* **EXERCISE OBJECTIVE**: Check every line of the data below for the word "true" and say how many have it, without further comment.

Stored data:
********************
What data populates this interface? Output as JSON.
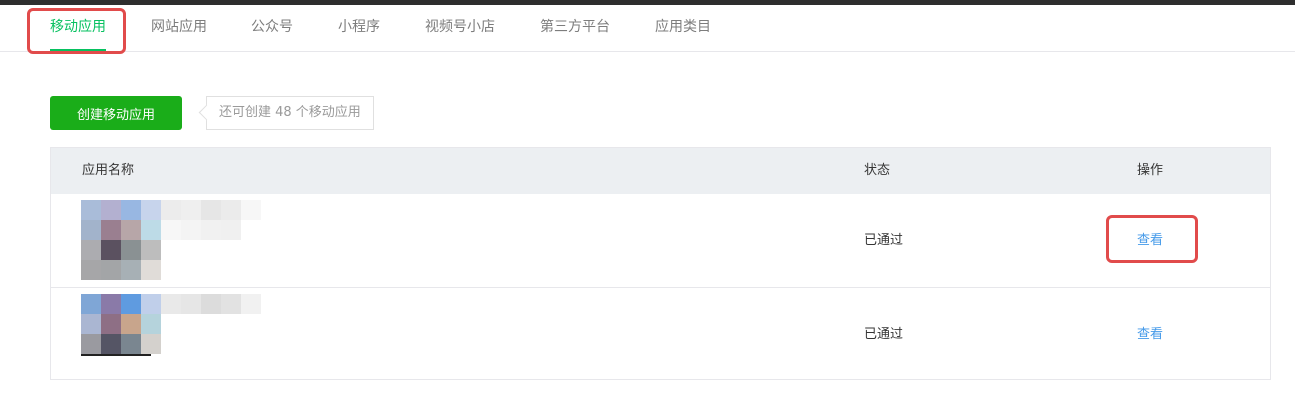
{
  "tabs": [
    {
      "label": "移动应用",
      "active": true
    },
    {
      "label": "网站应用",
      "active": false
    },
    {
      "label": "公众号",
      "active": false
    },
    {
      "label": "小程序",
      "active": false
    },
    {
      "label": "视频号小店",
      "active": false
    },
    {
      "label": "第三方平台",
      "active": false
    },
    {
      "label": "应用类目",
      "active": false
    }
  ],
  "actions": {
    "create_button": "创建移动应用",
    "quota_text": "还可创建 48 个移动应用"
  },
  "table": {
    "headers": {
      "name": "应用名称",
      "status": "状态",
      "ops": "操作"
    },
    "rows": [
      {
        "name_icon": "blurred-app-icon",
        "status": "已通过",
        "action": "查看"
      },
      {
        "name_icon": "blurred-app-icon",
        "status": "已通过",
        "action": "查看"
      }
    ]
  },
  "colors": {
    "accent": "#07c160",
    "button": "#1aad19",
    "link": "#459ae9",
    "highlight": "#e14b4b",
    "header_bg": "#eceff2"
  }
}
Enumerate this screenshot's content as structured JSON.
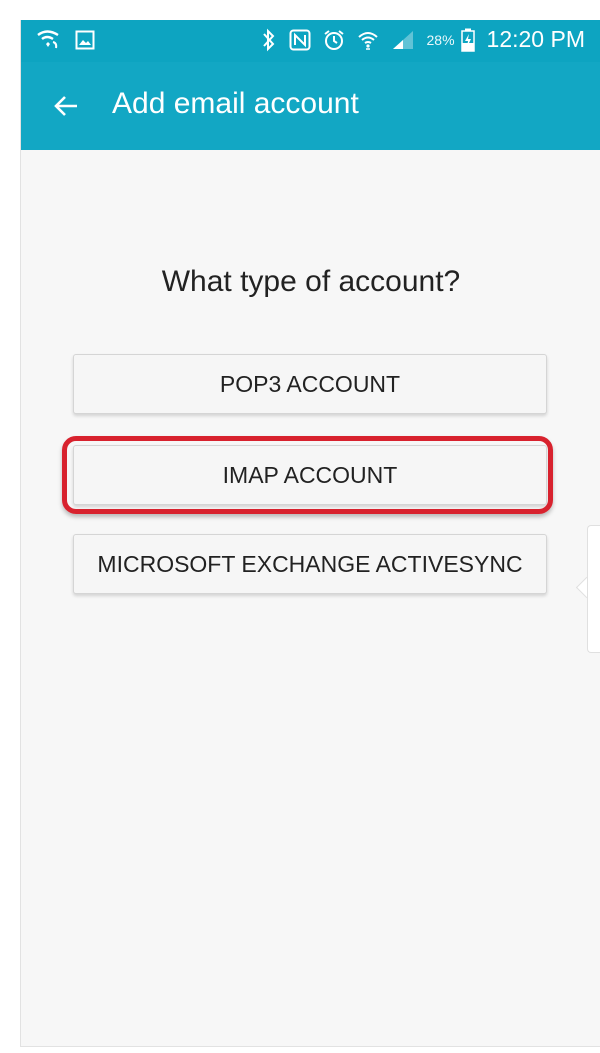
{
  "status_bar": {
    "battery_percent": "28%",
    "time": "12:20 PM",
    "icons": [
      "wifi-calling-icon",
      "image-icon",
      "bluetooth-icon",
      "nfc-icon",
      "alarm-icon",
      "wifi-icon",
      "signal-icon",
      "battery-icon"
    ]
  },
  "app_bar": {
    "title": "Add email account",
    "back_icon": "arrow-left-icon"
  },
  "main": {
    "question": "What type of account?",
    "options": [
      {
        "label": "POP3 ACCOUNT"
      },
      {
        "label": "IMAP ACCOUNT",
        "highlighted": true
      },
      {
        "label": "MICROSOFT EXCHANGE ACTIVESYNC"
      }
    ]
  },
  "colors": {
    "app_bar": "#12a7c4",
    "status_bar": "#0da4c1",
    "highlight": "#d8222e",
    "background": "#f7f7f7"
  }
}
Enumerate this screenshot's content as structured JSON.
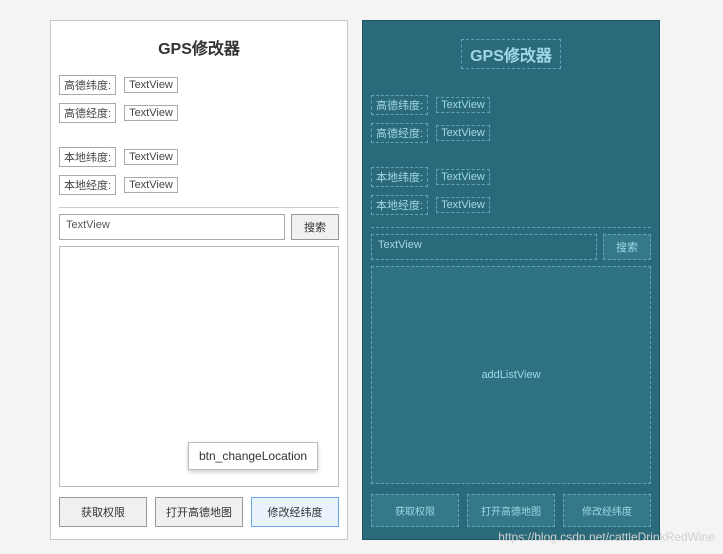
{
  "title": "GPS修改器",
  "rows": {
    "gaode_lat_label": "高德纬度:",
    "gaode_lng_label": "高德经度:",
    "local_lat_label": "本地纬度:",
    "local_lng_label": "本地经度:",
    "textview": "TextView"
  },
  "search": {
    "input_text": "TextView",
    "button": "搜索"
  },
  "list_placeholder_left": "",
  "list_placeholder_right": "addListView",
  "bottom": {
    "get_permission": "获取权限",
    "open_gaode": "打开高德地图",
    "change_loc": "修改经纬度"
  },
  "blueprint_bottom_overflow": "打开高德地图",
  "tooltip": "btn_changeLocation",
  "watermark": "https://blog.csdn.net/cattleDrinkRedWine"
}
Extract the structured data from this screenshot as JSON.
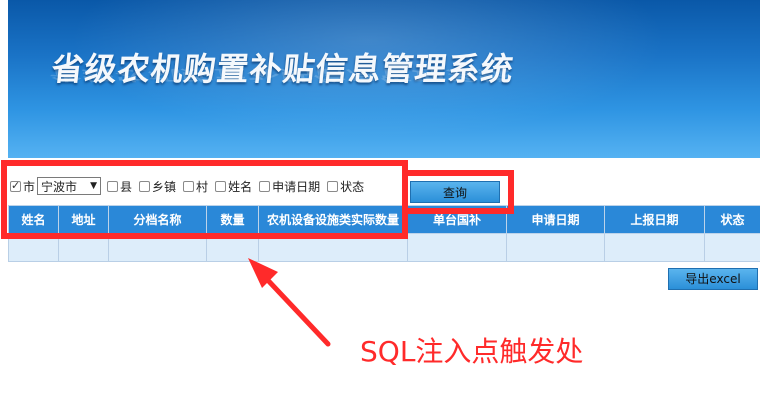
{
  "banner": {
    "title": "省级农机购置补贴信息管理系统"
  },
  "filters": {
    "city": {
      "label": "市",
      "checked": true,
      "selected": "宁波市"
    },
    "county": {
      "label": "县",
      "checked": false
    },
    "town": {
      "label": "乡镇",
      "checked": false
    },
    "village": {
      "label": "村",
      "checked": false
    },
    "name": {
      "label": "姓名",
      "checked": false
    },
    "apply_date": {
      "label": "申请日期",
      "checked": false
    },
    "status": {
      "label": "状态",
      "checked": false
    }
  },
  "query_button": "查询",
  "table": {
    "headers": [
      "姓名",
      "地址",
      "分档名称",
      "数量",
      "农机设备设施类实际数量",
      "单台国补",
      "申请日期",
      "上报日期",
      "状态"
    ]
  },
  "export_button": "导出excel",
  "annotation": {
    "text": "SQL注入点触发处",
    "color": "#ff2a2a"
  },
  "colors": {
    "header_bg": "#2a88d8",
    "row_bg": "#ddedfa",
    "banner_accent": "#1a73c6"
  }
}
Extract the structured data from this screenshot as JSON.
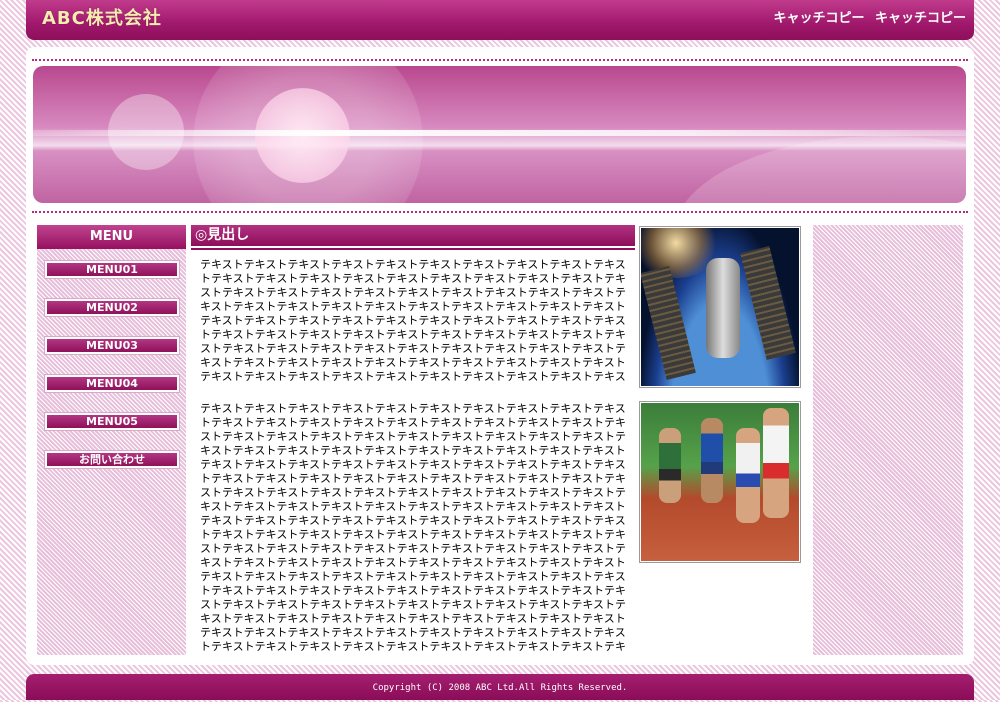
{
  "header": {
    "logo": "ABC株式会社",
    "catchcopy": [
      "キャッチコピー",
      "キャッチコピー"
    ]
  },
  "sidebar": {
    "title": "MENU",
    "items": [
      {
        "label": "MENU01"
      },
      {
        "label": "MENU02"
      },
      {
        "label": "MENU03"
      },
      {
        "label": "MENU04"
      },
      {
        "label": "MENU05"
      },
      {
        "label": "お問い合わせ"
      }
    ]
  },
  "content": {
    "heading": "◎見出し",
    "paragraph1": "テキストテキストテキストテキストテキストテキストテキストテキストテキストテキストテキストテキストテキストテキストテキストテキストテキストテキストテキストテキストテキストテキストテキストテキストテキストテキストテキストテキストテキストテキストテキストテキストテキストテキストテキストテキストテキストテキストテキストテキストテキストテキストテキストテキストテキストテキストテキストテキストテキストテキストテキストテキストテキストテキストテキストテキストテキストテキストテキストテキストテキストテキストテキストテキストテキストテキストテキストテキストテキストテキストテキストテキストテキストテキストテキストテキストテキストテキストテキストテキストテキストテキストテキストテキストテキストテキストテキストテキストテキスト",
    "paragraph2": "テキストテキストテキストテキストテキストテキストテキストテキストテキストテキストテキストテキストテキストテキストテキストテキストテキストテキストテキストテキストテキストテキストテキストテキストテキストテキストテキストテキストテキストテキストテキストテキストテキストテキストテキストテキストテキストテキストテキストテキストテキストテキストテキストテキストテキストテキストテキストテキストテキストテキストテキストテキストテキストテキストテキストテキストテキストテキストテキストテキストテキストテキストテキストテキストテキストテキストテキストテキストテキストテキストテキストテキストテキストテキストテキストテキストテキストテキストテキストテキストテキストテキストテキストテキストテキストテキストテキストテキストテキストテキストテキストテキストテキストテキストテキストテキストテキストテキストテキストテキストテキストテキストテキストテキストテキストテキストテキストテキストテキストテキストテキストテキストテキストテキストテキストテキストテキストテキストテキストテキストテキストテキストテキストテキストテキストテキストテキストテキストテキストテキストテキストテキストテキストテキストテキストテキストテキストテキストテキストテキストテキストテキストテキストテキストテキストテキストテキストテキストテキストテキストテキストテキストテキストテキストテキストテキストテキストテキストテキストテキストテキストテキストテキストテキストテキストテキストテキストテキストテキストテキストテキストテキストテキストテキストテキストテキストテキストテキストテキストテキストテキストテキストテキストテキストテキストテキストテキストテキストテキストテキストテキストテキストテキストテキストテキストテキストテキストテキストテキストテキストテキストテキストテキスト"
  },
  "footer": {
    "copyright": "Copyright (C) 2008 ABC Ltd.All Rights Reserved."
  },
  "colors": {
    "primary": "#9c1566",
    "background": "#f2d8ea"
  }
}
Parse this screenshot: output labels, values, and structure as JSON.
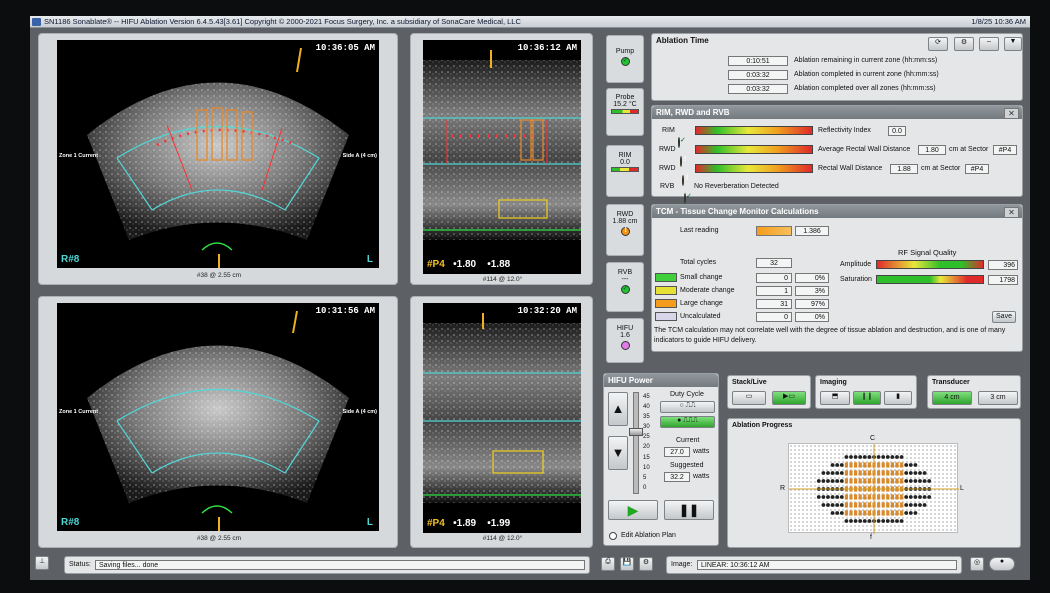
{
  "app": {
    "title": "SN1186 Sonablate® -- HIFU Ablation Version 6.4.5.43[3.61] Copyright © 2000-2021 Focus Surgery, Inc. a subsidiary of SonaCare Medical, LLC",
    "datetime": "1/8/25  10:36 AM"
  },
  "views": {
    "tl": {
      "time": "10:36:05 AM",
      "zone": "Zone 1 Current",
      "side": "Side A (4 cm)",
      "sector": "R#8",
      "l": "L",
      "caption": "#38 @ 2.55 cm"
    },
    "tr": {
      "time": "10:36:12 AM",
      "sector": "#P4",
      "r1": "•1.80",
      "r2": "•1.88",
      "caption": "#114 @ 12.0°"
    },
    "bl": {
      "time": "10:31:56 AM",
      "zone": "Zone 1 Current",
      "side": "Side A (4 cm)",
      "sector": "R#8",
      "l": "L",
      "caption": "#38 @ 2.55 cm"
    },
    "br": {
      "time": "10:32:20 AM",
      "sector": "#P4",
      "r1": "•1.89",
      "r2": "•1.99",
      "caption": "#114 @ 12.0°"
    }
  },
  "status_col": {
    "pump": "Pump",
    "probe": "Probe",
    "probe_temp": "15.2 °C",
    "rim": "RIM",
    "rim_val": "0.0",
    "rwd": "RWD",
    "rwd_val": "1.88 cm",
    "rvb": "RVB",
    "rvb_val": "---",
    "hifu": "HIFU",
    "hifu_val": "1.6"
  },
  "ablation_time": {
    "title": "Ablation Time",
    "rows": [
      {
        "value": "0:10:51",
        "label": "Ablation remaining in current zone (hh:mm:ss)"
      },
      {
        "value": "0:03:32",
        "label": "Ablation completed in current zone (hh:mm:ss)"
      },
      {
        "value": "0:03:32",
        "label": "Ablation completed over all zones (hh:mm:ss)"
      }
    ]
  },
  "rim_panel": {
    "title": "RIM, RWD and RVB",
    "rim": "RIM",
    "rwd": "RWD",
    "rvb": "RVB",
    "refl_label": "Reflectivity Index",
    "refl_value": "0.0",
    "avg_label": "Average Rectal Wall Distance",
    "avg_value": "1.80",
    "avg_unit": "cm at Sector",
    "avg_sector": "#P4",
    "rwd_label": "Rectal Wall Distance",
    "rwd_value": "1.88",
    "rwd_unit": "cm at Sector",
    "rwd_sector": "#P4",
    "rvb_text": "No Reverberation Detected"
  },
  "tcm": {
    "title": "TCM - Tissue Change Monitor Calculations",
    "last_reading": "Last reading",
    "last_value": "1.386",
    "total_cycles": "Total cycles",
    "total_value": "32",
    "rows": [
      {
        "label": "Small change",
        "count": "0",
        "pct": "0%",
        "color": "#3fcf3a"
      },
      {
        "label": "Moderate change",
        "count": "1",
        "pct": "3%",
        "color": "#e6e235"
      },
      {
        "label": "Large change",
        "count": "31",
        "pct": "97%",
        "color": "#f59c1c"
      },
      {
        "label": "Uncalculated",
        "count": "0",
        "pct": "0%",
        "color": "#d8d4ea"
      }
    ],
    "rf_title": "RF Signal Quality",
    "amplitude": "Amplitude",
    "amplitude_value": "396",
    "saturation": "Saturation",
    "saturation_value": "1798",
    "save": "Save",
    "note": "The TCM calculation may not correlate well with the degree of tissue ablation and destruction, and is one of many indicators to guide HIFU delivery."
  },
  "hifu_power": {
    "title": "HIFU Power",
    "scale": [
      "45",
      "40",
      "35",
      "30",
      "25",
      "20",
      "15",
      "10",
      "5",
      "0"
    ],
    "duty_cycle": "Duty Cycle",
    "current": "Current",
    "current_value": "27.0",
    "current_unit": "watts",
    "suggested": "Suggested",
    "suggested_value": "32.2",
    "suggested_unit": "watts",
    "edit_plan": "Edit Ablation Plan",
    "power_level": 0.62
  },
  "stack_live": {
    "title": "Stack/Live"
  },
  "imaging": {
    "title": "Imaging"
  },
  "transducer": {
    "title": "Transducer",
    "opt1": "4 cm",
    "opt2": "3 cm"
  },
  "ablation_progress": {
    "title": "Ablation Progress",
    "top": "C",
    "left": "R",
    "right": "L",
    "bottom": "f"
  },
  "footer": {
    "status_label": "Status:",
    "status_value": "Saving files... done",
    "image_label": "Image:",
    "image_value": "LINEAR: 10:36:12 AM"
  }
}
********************
* **OUTPUT**: 3